→ YOUR TASK
Return, from the data that follows, each line that holds the word "file".

→ DATA FOR THIS EXERCISE

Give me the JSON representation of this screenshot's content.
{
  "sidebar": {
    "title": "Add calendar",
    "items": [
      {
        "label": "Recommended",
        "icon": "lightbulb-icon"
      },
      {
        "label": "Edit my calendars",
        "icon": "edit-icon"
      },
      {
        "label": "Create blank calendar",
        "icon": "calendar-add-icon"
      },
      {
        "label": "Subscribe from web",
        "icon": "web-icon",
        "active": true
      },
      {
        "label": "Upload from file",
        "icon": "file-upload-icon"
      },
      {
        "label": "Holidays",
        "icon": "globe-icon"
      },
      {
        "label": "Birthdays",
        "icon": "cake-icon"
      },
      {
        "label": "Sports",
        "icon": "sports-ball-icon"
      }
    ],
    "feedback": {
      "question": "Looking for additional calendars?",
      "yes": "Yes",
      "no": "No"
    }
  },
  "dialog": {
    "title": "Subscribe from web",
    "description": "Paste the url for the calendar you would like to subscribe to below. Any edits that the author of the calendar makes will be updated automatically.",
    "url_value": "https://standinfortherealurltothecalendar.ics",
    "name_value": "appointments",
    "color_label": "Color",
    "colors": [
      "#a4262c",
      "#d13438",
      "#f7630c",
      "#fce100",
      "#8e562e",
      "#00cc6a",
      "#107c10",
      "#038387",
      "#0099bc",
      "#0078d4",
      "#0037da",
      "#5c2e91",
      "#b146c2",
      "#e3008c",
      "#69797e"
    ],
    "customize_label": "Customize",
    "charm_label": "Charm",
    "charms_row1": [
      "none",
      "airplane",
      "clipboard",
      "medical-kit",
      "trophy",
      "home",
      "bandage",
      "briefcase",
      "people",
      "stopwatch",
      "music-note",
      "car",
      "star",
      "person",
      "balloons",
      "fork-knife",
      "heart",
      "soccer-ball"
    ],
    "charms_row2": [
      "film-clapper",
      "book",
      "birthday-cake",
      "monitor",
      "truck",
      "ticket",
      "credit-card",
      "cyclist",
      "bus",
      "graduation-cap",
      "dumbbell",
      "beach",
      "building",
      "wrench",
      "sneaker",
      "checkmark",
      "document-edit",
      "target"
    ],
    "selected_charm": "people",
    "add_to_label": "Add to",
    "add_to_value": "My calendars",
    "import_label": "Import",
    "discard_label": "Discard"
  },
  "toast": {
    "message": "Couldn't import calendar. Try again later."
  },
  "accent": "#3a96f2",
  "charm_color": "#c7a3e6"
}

→ RESPONSE AREA
        "label": "Upload from file",
        "icon": "file-upload-icon"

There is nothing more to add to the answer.